■ Data under study:
-- Opening Marker --
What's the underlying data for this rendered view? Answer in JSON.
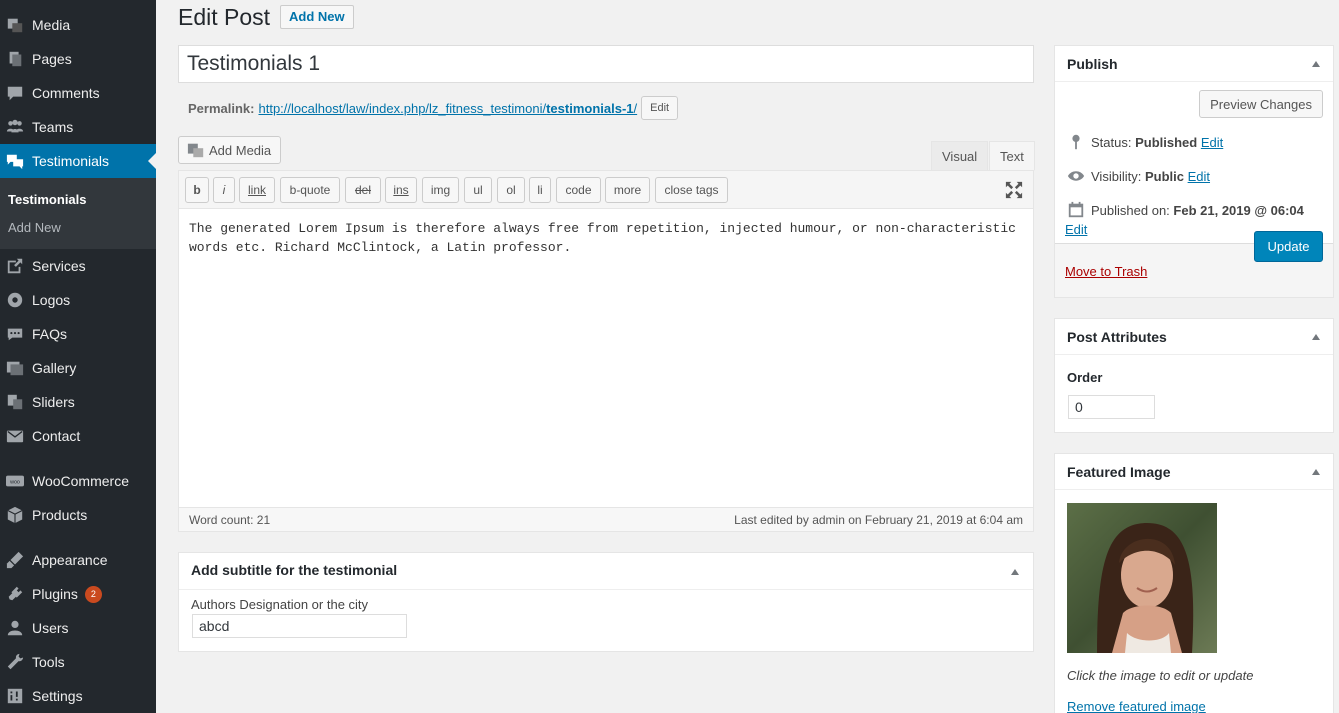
{
  "sidebar": {
    "items": [
      {
        "label": "Media",
        "icon": "media-icon"
      },
      {
        "label": "Pages",
        "icon": "pages-icon"
      },
      {
        "label": "Comments",
        "icon": "comments-icon"
      },
      {
        "label": "Teams",
        "icon": "teams-icon"
      },
      {
        "label": "Testimonials",
        "icon": "testimonials-icon"
      },
      {
        "label": "Services",
        "icon": "services-icon"
      },
      {
        "label": "Logos",
        "icon": "logos-icon"
      },
      {
        "label": "FAQs",
        "icon": "faqs-icon"
      },
      {
        "label": "Gallery",
        "icon": "gallery-icon"
      },
      {
        "label": "Sliders",
        "icon": "sliders-icon"
      },
      {
        "label": "Contact",
        "icon": "contact-icon"
      },
      {
        "label": "WooCommerce",
        "icon": "woocommerce-icon"
      },
      {
        "label": "Products",
        "icon": "products-icon"
      },
      {
        "label": "Appearance",
        "icon": "appearance-icon"
      },
      {
        "label": "Plugins",
        "icon": "plugins-icon",
        "badge": "2"
      },
      {
        "label": "Users",
        "icon": "users-icon"
      },
      {
        "label": "Tools",
        "icon": "tools-icon"
      },
      {
        "label": "Settings",
        "icon": "settings-icon"
      }
    ],
    "submenu": [
      "Testimonials",
      "Add New"
    ]
  },
  "header": {
    "title": "Edit Post",
    "add_new": "Add New"
  },
  "post": {
    "title": "Testimonials 1",
    "permalink_label": "Permalink:",
    "permalink_base": "http://localhost/law/index.php/lz_fitness_testimoni/",
    "permalink_slug": "testimonials-1",
    "permalink_trail": "/",
    "permalink_edit": "Edit"
  },
  "editor": {
    "add_media": "Add Media",
    "tab_visual": "Visual",
    "tab_text": "Text",
    "buttons": [
      "b",
      "i",
      "link",
      "b-quote",
      "del",
      "ins",
      "img",
      "ul",
      "ol",
      "li",
      "code",
      "more",
      "close tags"
    ],
    "content_line1": "The generated Lorem Ipsum is therefore always free from repetition, injected humour, or non-characteristic",
    "content_line2": "words etc. Richard McClintock, a Latin professor.",
    "word_count": "Word count: 21",
    "last_edited": "Last edited by admin on February 21, 2019 at 6:04 am"
  },
  "subtitle_box": {
    "title": "Add subtitle for the testimonial",
    "field_label": "Authors Designation or the city",
    "field_value": "abcd"
  },
  "publish": {
    "title": "Publish",
    "preview": "Preview Changes",
    "status_label": "Status:",
    "status_value": "Published",
    "visibility_label": "Visibility:",
    "visibility_value": "Public",
    "published_label": "Published on:",
    "published_value": "Feb 21, 2019 @ 06:04",
    "edit": "Edit",
    "trash": "Move to Trash",
    "update": "Update"
  },
  "attributes": {
    "title": "Post Attributes",
    "order_label": "Order",
    "order_value": "0"
  },
  "featured": {
    "title": "Featured Image",
    "hint": "Click the image to edit or update",
    "remove": "Remove featured image"
  },
  "colors": {
    "sidebar_bg": "#23282d",
    "accent": "#0073aa",
    "update_btn": "#0085ba",
    "trash": "#a00"
  }
}
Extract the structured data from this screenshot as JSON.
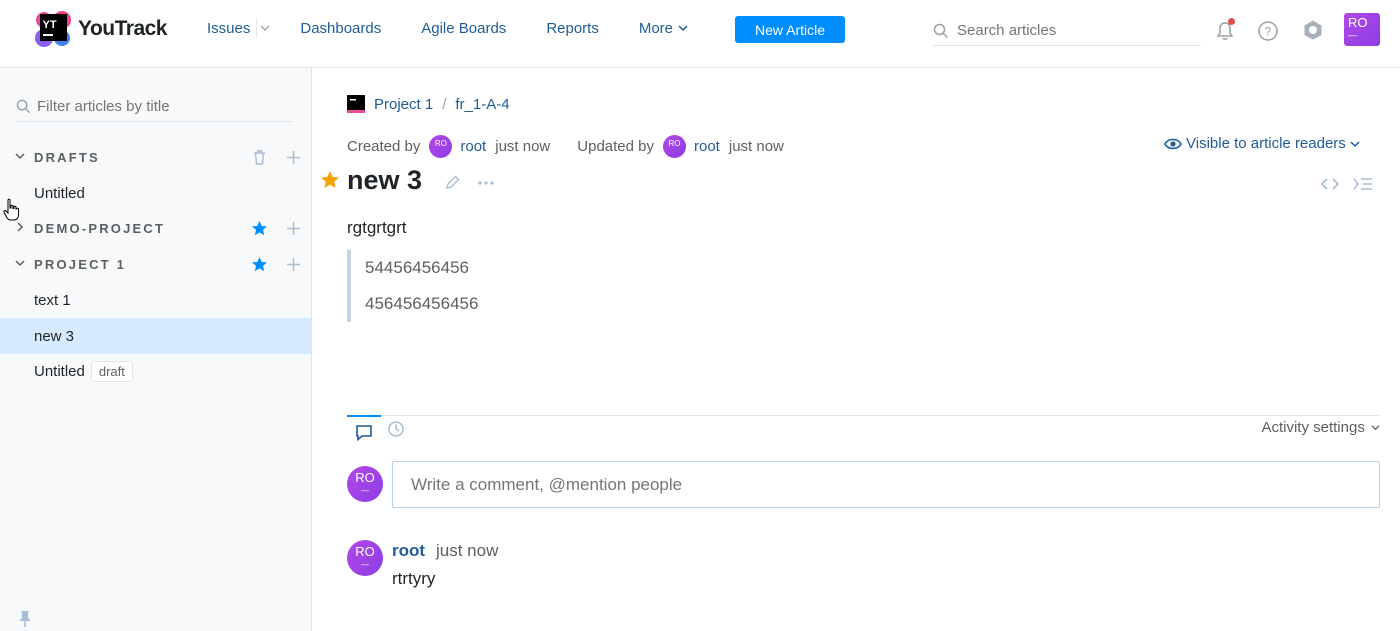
{
  "app": {
    "name": "YouTrack",
    "logo_text": "YT"
  },
  "nav": {
    "issues": "Issues",
    "dashboards": "Dashboards",
    "agile_boards": "Agile Boards",
    "reports": "Reports",
    "more": "More",
    "new_article": "New Article"
  },
  "search": {
    "placeholder": "Search articles"
  },
  "user": {
    "initials": "RO",
    "initials_sub": "—"
  },
  "sidebar": {
    "filter_placeholder": "Filter articles by title",
    "drafts": {
      "title": "DRAFTS",
      "items": [
        "Untitled"
      ]
    },
    "demo_project": {
      "title": "DEMO-PROJECT"
    },
    "project1": {
      "title": "PROJECT 1",
      "items": [
        {
          "label": "text 1"
        },
        {
          "label": "new 3"
        },
        {
          "label": "Untitled",
          "badge": "draft"
        }
      ]
    }
  },
  "article": {
    "breadcrumb": {
      "project": "Project 1",
      "separator": "/",
      "id": "fr_1-A-4"
    },
    "created_label": "Created by",
    "created_user": "root",
    "created_time": "just now",
    "updated_label": "Updated by",
    "updated_user": "root",
    "updated_time": "just now",
    "visibility": "Visible to article readers",
    "title": "new 3",
    "text": "rgtgrtgrt",
    "quote": [
      "54456456456",
      "456456456456"
    ]
  },
  "activity": {
    "settings_label": "Activity settings",
    "comment_placeholder": "Write a comment, @mention people",
    "comments": [
      {
        "author": "root",
        "time": "just now",
        "text": "rtrtyry"
      }
    ]
  },
  "colors": {
    "accent": "#008eff",
    "link": "#1f5c99",
    "selected": "#d6ebff",
    "star": "#f5a300"
  }
}
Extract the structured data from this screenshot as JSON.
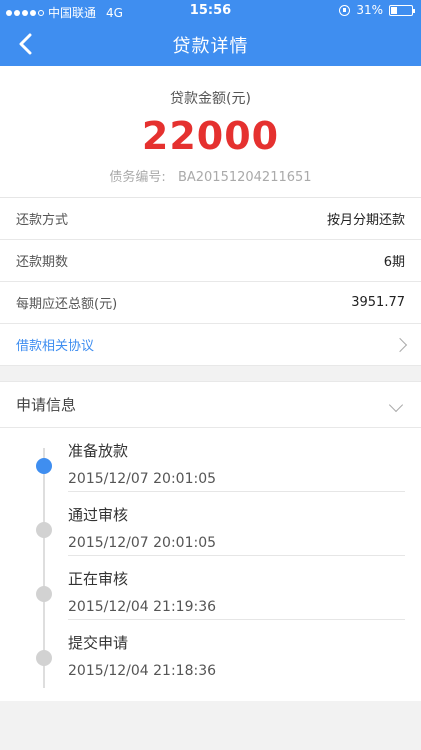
{
  "status_bar": {
    "carrier": "中国联通",
    "network": "4G",
    "time": "15:56",
    "battery": "31%",
    "battery_level": 0.31
  },
  "nav": {
    "title": "贷款详情"
  },
  "loan": {
    "amount_label": "贷款金额(元)",
    "amount": "22000",
    "debt_no_label": "债务编号:",
    "debt_no": "BA20151204211651"
  },
  "details": [
    {
      "label": "还款方式",
      "value": "按月分期还款"
    },
    {
      "label": "还款期数",
      "value": "6期"
    },
    {
      "label": "每期应还总额(元)",
      "value": "3951.77"
    }
  ],
  "agreement_link": "借款相关协议",
  "application": {
    "title": "申请信息",
    "steps": [
      {
        "title": "准备放款",
        "time": "2015/12/07 20:01:05",
        "active": true
      },
      {
        "title": "通过审核",
        "time": "2015/12/07 20:01:05",
        "active": false
      },
      {
        "title": "正在审核",
        "time": "2015/12/04 21:19:36",
        "active": false
      },
      {
        "title": "提交申请",
        "time": "2015/12/04 21:18:36",
        "active": false
      }
    ]
  },
  "colors": {
    "primary": "#3f8ef0",
    "amount_red": "#e5312f",
    "inactive_dot": "#d2d2d2"
  }
}
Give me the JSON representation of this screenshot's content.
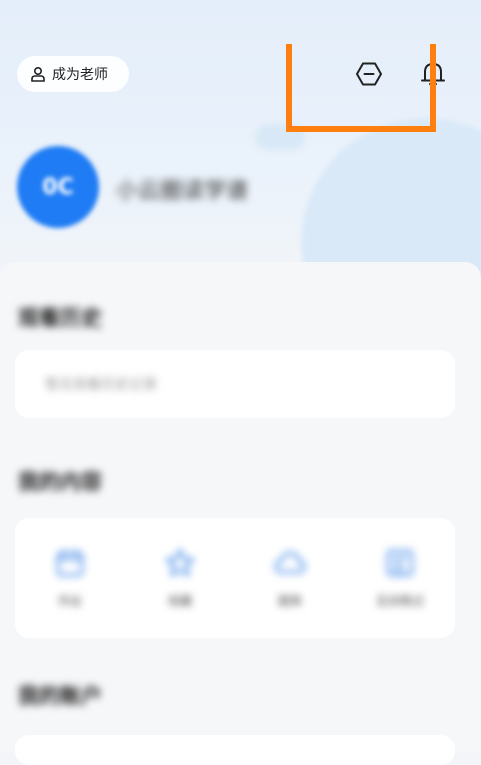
{
  "header": {
    "teacher_label": "成为老师",
    "person_icon": "person-outline-icon",
    "hexagon_icon": "hexagon-minus-icon",
    "bell_icon": "bell-icon"
  },
  "profile": {
    "avatar_text": "0C",
    "username": "小云圈读学谱"
  },
  "sections": {
    "history_title": "观看历史",
    "history_placeholder": "暂无观看历史记录",
    "content_title": "我的内容",
    "account_title": "我的账户"
  },
  "content_items": [
    {
      "label": "作业",
      "icon": "calendar-icon"
    },
    {
      "label": "收藏",
      "icon": "star-icon"
    },
    {
      "label": "题库",
      "icon": "cloud-icon"
    },
    {
      "label": "互动笔记",
      "icon": "note-icon"
    }
  ],
  "colors": {
    "accent_blue": "#1f7cf4",
    "annotation_orange": "#ff7f0e",
    "icon_blue": "#4a8ee8"
  }
}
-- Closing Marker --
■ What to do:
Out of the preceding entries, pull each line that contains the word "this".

■ Result:
What's the underlying data for this rendered view? Answer in JSON.
Extract the structured data from this screenshot as JSON.
Extract the structured data from this screenshot as JSON.
Give me the JSON representation of this screenshot's content.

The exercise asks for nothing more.